Task to carry out: Tally how many lines in the data below include "list", then please reply with only that figure.

Records to process:
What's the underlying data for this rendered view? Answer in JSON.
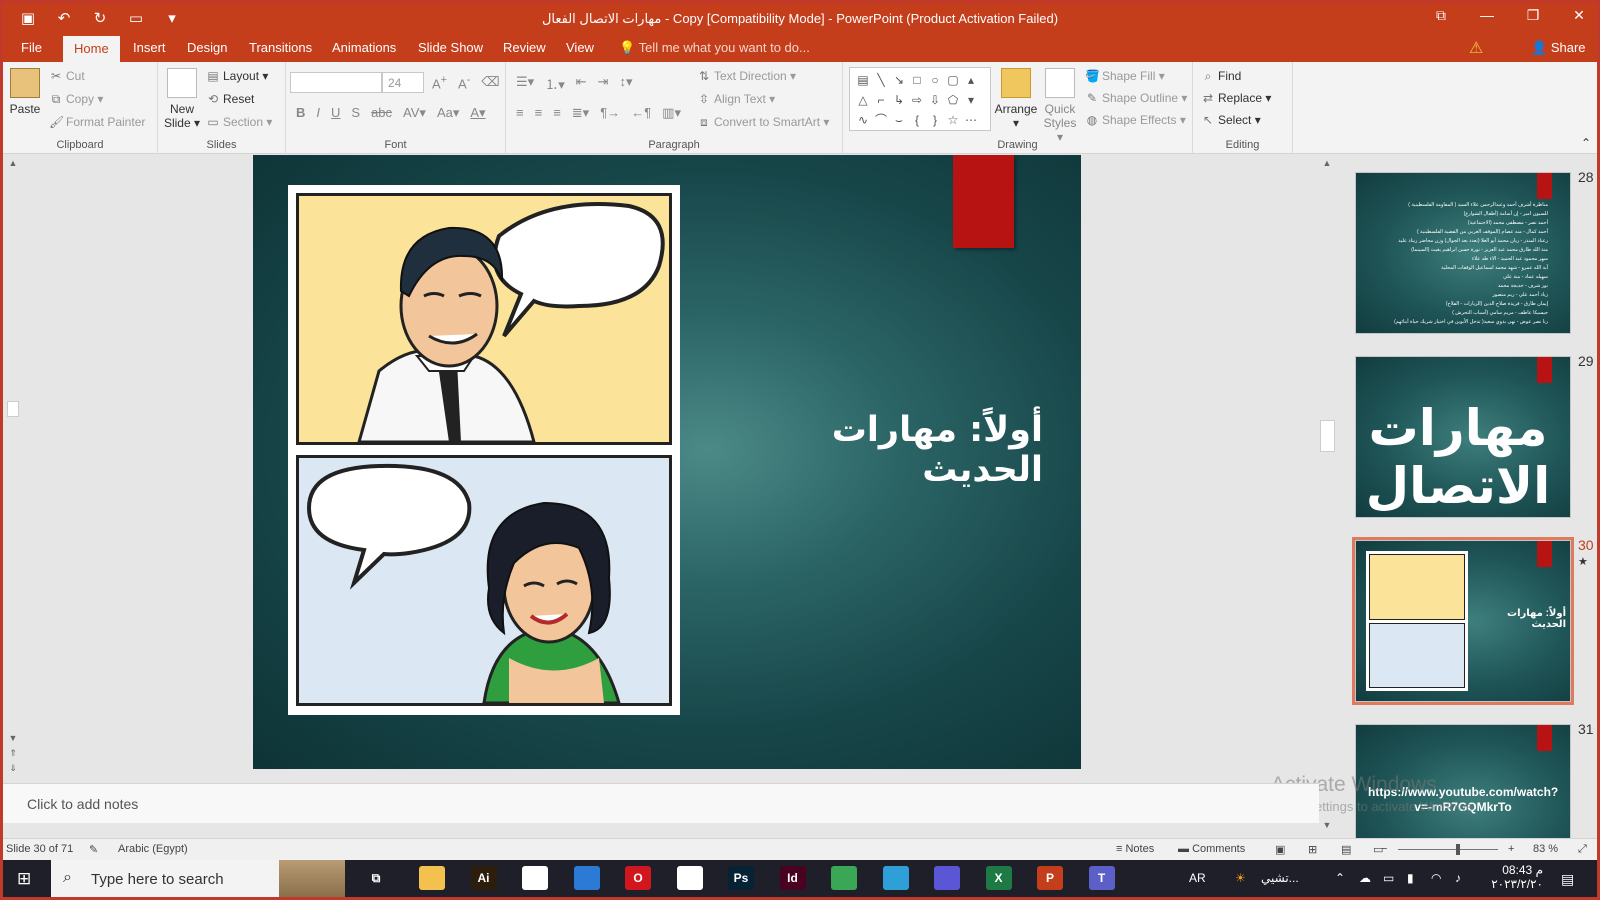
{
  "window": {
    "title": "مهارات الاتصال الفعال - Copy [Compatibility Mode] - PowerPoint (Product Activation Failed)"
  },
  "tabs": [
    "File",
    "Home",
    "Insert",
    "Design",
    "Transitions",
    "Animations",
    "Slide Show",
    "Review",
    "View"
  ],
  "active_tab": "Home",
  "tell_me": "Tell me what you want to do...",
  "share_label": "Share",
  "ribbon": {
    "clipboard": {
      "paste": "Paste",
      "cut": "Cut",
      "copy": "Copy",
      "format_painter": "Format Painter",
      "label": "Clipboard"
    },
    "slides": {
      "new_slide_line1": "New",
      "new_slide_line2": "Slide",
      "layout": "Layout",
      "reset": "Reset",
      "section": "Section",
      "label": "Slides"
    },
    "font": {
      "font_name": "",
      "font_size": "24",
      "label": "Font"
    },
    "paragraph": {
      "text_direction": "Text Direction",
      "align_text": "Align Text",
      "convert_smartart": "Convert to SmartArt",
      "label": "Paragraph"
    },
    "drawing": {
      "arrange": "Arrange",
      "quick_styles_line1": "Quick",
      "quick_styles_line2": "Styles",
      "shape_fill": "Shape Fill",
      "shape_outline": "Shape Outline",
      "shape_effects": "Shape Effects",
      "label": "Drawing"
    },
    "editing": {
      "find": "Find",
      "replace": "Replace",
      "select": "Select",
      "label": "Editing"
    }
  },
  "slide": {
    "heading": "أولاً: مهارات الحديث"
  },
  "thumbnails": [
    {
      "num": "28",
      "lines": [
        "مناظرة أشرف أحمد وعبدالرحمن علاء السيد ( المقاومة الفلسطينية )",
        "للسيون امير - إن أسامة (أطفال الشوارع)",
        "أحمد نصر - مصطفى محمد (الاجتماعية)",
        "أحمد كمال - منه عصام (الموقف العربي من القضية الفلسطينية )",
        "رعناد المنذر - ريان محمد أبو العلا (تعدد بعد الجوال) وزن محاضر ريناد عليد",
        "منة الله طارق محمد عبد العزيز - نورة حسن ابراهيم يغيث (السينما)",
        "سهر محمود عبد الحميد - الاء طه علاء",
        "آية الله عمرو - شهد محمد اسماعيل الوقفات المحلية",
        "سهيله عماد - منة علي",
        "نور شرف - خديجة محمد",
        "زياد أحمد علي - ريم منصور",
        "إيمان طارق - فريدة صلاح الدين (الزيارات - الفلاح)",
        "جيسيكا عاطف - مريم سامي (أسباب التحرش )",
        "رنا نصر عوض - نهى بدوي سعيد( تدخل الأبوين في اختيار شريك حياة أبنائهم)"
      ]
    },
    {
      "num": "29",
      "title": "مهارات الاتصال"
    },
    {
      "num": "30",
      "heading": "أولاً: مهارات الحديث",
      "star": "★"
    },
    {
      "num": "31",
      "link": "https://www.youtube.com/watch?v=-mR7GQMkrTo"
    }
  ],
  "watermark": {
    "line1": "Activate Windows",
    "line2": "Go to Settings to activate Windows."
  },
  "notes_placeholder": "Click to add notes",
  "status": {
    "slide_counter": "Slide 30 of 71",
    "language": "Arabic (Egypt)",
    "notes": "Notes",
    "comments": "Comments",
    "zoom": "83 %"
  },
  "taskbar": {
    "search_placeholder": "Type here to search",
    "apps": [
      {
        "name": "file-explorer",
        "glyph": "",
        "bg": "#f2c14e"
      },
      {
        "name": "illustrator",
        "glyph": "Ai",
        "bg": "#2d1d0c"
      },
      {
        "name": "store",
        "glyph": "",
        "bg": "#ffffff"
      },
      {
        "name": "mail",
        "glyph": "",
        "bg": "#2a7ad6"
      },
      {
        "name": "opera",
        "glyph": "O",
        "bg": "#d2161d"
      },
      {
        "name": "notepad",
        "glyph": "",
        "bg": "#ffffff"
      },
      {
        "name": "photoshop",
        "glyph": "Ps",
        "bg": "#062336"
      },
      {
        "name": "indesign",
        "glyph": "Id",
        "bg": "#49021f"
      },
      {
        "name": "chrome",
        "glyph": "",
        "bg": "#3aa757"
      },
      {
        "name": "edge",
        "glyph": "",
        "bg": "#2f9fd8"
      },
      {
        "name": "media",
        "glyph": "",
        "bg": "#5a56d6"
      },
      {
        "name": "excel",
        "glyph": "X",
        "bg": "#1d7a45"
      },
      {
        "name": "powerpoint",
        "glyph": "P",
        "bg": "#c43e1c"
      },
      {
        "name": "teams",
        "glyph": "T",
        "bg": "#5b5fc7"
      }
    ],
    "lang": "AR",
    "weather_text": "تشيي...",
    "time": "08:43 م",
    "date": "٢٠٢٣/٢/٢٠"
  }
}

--

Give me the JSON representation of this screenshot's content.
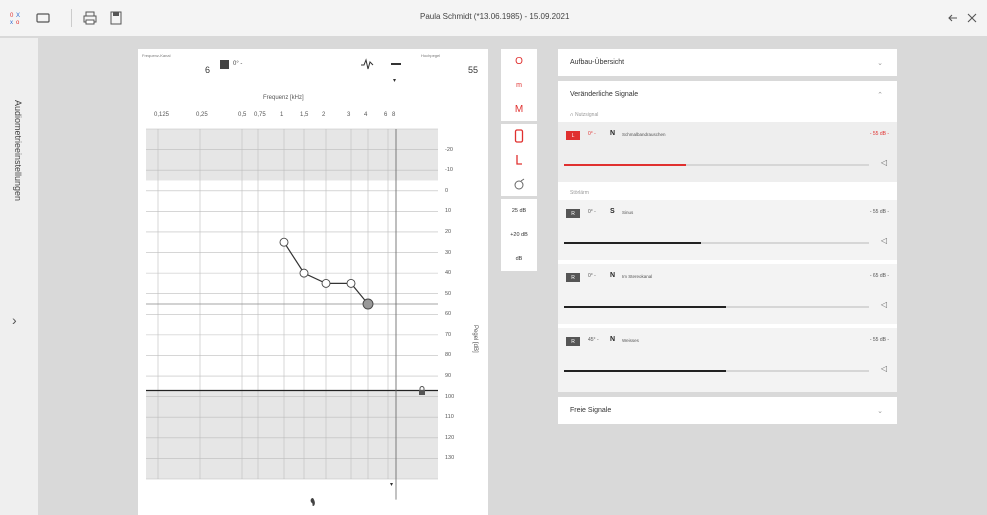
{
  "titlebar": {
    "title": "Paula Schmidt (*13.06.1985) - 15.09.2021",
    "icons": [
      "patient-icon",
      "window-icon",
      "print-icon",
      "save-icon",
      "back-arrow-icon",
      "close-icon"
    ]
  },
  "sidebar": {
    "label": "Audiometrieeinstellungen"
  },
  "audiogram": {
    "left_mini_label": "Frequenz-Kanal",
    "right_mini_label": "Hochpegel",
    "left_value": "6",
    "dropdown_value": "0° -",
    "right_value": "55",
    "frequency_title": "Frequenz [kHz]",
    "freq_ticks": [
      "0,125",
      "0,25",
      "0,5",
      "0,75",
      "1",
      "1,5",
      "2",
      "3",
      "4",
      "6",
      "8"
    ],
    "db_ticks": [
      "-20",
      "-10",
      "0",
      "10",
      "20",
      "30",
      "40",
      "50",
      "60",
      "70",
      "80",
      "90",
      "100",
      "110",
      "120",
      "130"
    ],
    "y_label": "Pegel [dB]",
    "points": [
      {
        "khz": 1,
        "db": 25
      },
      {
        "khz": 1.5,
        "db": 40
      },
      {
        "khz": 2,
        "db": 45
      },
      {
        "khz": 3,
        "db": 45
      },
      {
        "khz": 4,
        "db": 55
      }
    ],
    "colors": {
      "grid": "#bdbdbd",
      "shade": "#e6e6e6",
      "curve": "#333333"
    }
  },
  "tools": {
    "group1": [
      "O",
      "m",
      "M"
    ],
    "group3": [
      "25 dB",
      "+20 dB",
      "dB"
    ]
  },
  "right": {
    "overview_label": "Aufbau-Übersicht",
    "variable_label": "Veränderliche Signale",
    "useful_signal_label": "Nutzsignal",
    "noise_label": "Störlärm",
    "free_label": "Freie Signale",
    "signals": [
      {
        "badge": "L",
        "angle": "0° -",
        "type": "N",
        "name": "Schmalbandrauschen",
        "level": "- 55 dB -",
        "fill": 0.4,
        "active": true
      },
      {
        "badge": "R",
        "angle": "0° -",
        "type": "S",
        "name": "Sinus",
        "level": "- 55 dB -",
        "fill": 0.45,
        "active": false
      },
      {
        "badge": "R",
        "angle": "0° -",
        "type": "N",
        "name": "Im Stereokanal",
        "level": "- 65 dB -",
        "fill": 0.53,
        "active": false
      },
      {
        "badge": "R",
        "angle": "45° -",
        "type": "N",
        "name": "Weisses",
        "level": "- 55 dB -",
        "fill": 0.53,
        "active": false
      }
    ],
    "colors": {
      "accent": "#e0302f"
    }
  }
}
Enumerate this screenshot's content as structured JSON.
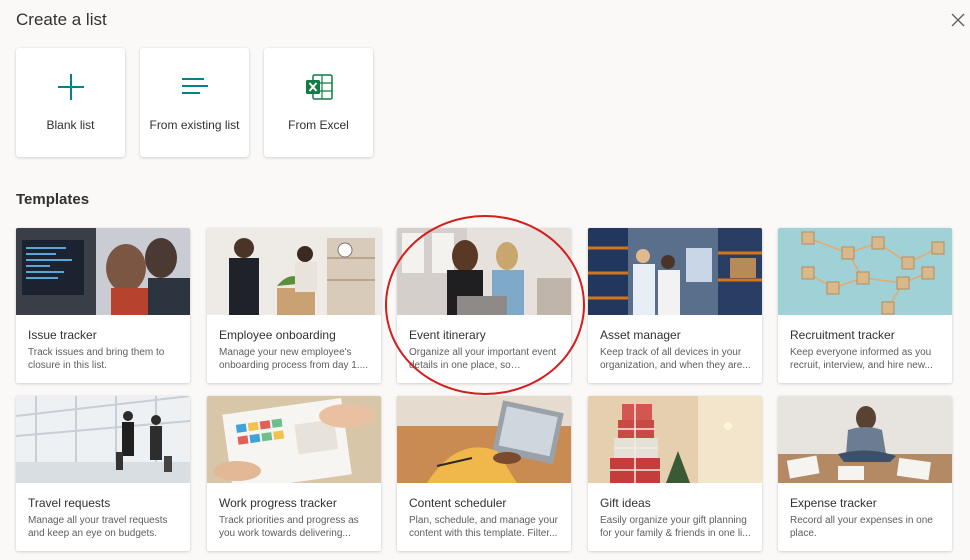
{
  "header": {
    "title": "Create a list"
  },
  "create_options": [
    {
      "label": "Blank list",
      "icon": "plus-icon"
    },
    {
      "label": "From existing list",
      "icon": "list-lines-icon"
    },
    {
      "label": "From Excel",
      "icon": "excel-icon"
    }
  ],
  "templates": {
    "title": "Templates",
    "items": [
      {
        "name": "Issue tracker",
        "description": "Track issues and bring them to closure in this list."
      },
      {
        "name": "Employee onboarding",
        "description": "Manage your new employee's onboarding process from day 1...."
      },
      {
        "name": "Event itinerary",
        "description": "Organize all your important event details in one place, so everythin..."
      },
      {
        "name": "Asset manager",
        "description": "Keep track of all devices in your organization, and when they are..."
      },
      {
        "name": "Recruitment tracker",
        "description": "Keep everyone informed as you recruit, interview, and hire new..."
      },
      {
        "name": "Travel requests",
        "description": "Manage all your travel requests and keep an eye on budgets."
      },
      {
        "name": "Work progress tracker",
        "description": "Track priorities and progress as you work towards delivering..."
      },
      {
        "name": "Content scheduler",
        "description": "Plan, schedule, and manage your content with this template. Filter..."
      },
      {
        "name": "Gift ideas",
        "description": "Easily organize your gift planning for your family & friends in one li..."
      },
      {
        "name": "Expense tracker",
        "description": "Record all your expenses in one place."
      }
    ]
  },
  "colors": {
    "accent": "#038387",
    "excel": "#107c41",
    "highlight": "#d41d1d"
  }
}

Solution to this task: 5